More action-oriented, Mass Effect encompasses RPG elements in a space setting. You make choices that change events or which crew members you can recruit. You’re able to romance a character as well, getting romance cutscenes similar to BG3. The pace is faster, but the story’s depth makes it worth experiencing. Yes, there are a lot of opinions about the ending of the trilogy, but this is about the journey and not the ending. I fully believe that the process of going through these games and the missions are what make it worthwhile.

Fire Emblem Series

Image via Nintendo

Fire Emblem contains strong RPG elements, and it features the turn-based strategy combat seen in BG3. Like Dragon Age, I’m including the series as a whole for Fire Emblem. You can jump into any game, but the more recent entries such as Three Houses are designed in a way that’s more beginner-friendly than others. However, you get the heavy RPG features like romances and gathering companions. You get to choose how you approach combat and how you balance your party. Most of all, you explore a world with plenty of story.


Image via Obsidian Entertainment

Tyranny is similar to Pathfinder with the isometric style, but it doesn’t get as much attention. It contains many of the features that make BG3 amazing. You have the strategy combat, the fantasy setting, choices that really make a difference, and a scale of morality to toe along. In fact, you generally end up in very morally grey situations throughout Tyranny. Your morality isn’t helped by your position as the villain’s judge and executioner. However, being put in the position of somebody working for the villain brings with it a unique feeling that opposes the general role of hero that we get in video games.

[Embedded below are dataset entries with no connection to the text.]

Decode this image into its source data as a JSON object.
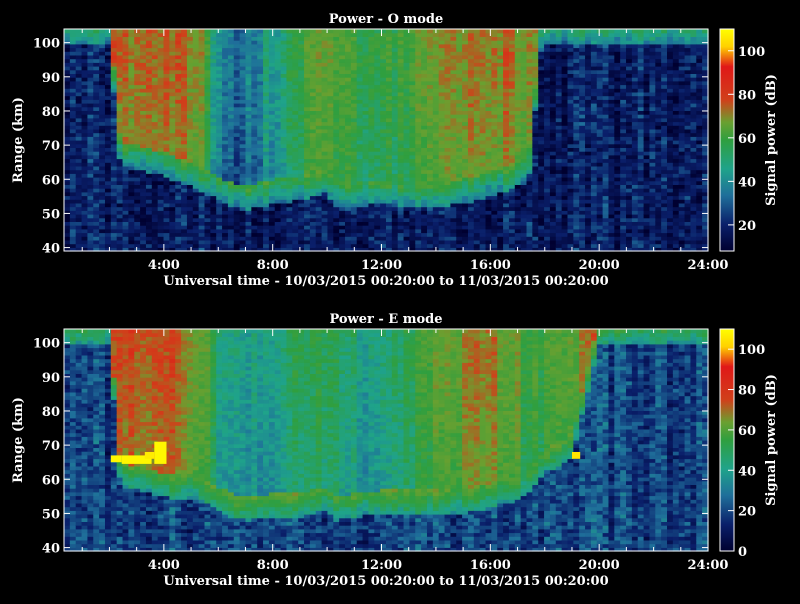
{
  "colors": {
    "background": "#000000",
    "axis": "#ffffff",
    "colormap": [
      "#000030",
      "#0a1f6a",
      "#1f6f9a",
      "#1fa38a",
      "#2f9f3f",
      "#6aa030",
      "#d0401a",
      "#e01818",
      "#ffd000",
      "#ffff00"
    ]
  },
  "chart_data": [
    {
      "type": "heatmap",
      "title": "Power - O mode",
      "xlabel": "Universal time - 10/03/2015 00:20:00 to 11/03/2015 00:20:00",
      "ylabel": "Range (km)",
      "colorbar_label": "Signal power (dB)",
      "x_ticks": [
        "4:00",
        "8:00",
        "12:00",
        "16:00",
        "20:00",
        "24:00"
      ],
      "x_tick_hours": [
        4,
        8,
        12,
        16,
        20,
        24
      ],
      "y_ticks": [
        "40",
        "50",
        "60",
        "70",
        "80",
        "90",
        "100"
      ],
      "colorbar_ticks": [
        "20",
        "40",
        "60",
        "80",
        "100"
      ],
      "xlim": [
        0.33,
        24.0
      ],
      "ylim": [
        39,
        104
      ],
      "clim": [
        8,
        110
      ],
      "profile": {
        "hours": [
          0.33,
          1.5,
          2.0,
          2.4,
          3.0,
          3.5,
          4.0,
          5.0,
          5.5,
          6.0,
          6.5,
          7.0,
          8.0,
          9.0,
          10.0,
          10.3,
          11.0,
          12.0,
          13.0,
          14.0,
          15.0,
          16.0,
          17.0,
          17.4,
          17.9,
          18.5,
          19.0,
          20.0,
          21.0,
          22.0,
          23.0,
          24.0
        ],
        "boundary_km": [
          104,
          104,
          104,
          68,
          67,
          66,
          65,
          62,
          60,
          58,
          56,
          55,
          57,
          58,
          60,
          56,
          56,
          57,
          56,
          56,
          57,
          59,
          62,
          63,
          104,
          104,
          104,
          104,
          104,
          104,
          104,
          104
        ],
        "top_power_db": [
          68,
          70,
          72,
          70,
          72,
          74,
          74,
          70,
          60,
          38,
          32,
          34,
          42,
          55,
          62,
          62,
          56,
          52,
          58,
          64,
          70,
          72,
          68,
          66,
          64,
          65,
          66,
          74,
          72,
          56,
          50,
          50
        ]
      }
    },
    {
      "type": "heatmap",
      "title": "Power - E mode",
      "xlabel": "Universal time - 10/03/2015 00:20:00 to 11/03/2015 00:20:00",
      "ylabel": "Range (km)",
      "colorbar_label": "Signal power (dB)",
      "x_ticks": [
        "4:00",
        "8:00",
        "12:00",
        "16:00",
        "20:00",
        "24:00"
      ],
      "x_tick_hours": [
        4,
        8,
        12,
        16,
        20,
        24
      ],
      "y_ticks": [
        "40",
        "50",
        "60",
        "70",
        "80",
        "90",
        "100"
      ],
      "colorbar_ticks": [
        "0",
        "20",
        "40",
        "60",
        "80",
        "100"
      ],
      "xlim": [
        0.33,
        24.0
      ],
      "ylim": [
        39,
        104
      ],
      "clim": [
        0,
        110
      ],
      "profile": {
        "hours": [
          0.33,
          1.5,
          2.0,
          2.4,
          3.0,
          3.5,
          4.0,
          5.0,
          5.5,
          6.0,
          6.5,
          7.0,
          8.0,
          9.0,
          10.0,
          10.3,
          11.0,
          12.0,
          13.0,
          14.0,
          15.0,
          16.0,
          17.0,
          17.4,
          18.0,
          18.5,
          19.0,
          20.0,
          21.0,
          22.0,
          23.0,
          24.0
        ],
        "boundary_km": [
          104,
          104,
          104,
          62,
          61,
          60,
          59,
          58,
          57,
          55,
          53,
          52,
          53,
          53,
          55,
          52,
          53,
          54,
          54,
          54,
          54,
          56,
          58,
          60,
          66,
          68,
          70,
          104,
          104,
          104,
          104,
          104
        ],
        "top_power_db": [
          68,
          70,
          72,
          72,
          72,
          74,
          72,
          66,
          58,
          40,
          34,
          34,
          36,
          44,
          50,
          46,
          40,
          38,
          44,
          56,
          64,
          66,
          58,
          52,
          50,
          54,
          58,
          70,
          72,
          70,
          64,
          60
        ]
      },
      "highlights": [
        {
          "h0": 2.05,
          "h1": 2.45,
          "r0": 65,
          "r1": 67,
          "db": 108
        },
        {
          "h0": 2.45,
          "h1": 3.55,
          "r0": 64.5,
          "r1": 67,
          "db": 108
        },
        {
          "h0": 3.3,
          "h1": 3.65,
          "r0": 66,
          "r1": 68,
          "db": 105
        },
        {
          "h0": 3.65,
          "h1": 4.1,
          "r0": 64.5,
          "r1": 71,
          "db": 108
        },
        {
          "h0": 19.0,
          "h1": 19.3,
          "r0": 66,
          "r1": 68,
          "db": 104
        }
      ]
    }
  ]
}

Honorable Mention: Solasta Crown of the Magister

Image via Tactical Adventures

Solasta is essentially Baldur’s Gate 3 on a lower budget. It presents many of the same elements like fully adapting the core D&D5e system and porting over the crunchy tactical turn-based combat to the digital medium. It offers the same degree of complexity during fights with an interactable environment, plenty of spell choices and sub-classes, and an ability to customize your entire four-person party from the beginning instead of relying on companions.

The only problem I have with the game is that some of the classes and subclasses are locked behind a DLC paywall. Other than that, this is a decent competitor to Baldur’s Gate 3 in terms of combat. The story, while centered on your entire party where each character contributes during dialogues, is not as grand but still quite enjoyable.

And those are 10 games similar to Baldur’s Gate 3 that are worth trying with one honorable mention. Larian Studios exceeded expectations, but other studios developed RPGs that help fill the void left behind when you finish your adventuring in Faerûn. For more content, head to our BG3 guide hub where you can find topics like the best races that can help you decide your next playthrough.

About the author

Melissa Sarnowski

Melissa Sarnowski turned her hobbies of gaming and writing into a job through freelancing with the help of an English degree. If she isn't playing games and writing guides for them, she's spending time with her family or her dog.